Further excoriating his former election rival over his COVID policies, and for multiple domestic legislation bills that have been clogging up the democratic process in Congress, Trump added: “Don’t say I didn’t warn you,”

In answer, he urged his supporters to turn out in large numbers for the 2022 midterm elections.

“We must send the radical left a message they will never forget,” he said.

Although traditionally a swing state, Trump was on comfortable footing addressing the Des Moines crowd. A poll conducted in mid-September for the Des Moines Register and Mediacom by Selzer & Co. showed his strongest result yet: 53% of Iowans view him favorably, against 45% who were unfavorable, with 2% not sure.

Trump’s previous high in the state came in March 2020, when just over 50% of those polled had a favorable view.

The poll was bad news for the sitting President, however: just 31% of respondents approve of the job he is doing, against 62% who disapprove, with 7% unsure. The result is a precipitous 12% drop in approval rating since the previous poll carried out in the state in June.

“This is a bad poll for Joe Biden, and it’s playing out in everything that he touches right now,” said pollster J. Ann Selzer president of Selzer & Co.

On Trump’s high score she added: “It doesn’t seem to be a case of ‘out of sight out of mind.’ Maybe it’s a little bit more of ‘absence makes the heart grow fonder.’”

Among Republican voters, 91% have a favorable view of Trump, whereas just 4% believe Biden to be doing a good job. Trump’s result even places him ahead of long-time Iowa senator Chuck Grassley in the state.

“I did not foresee the day when Donald Trump would be 10 points more popular with Iowa Republicans than the venerable Chuck Grassley,” said pollster J. Ann Selzer, president of Selzer & Co.

Trump used his time on the state to endorse Grassley, telling the crowd: “We have with us tonight a great American patriot, a man who truly loves Iowa — loves Iowa. He’s a young — very young guy. He’s strong. And he’s very handsome. He fights like no other.
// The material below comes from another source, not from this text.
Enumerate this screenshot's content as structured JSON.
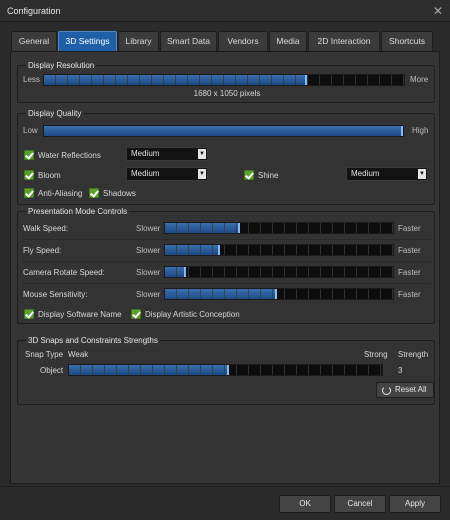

When I’ve needed him for help he was always there.”

But Trump was markedly less positive about House Minority Leader Mitch McConnell, saying: “Mitch McConnell should have challenged [the 2020 Presidential election] because even back then, we had plenty of material to challenge that election. He should have challenged the election.”

He added: “[Senate Majority Leader Chuck] Schumer would have challenged the election. But Mitch McConnell didn’t have the courage to challenge the election.”

The issue was just one among many in an almost two hour long speech, but Trump noted that it draws the most cheers from crowds.

“The single biggest issue, the issue that gets the most pull, the most respect, the biggest cheers is talking about the election fraud of the 2020 presidential election. Nobody’s ever seen anything like it,” Trump told the Hawkeye State audience.

Trump’s visit to Iowa, his first since last year’s Presidential election, predictably sparked speculation that he would be seeking to run for a second term in 2024. However, some Iowans wanted to see the baton handed to a younger candidate.

Kevin Tobey, a 58-year-old Des Moines resident identifies as independent but told pollsters that he is “a big Trump fan.” Tobey singled out Florida Governor Ron DeSantis as his pick for the Republican nomination, saying: “We need somebody who can articulate the Constitution. That’s something that’s getting lost today.”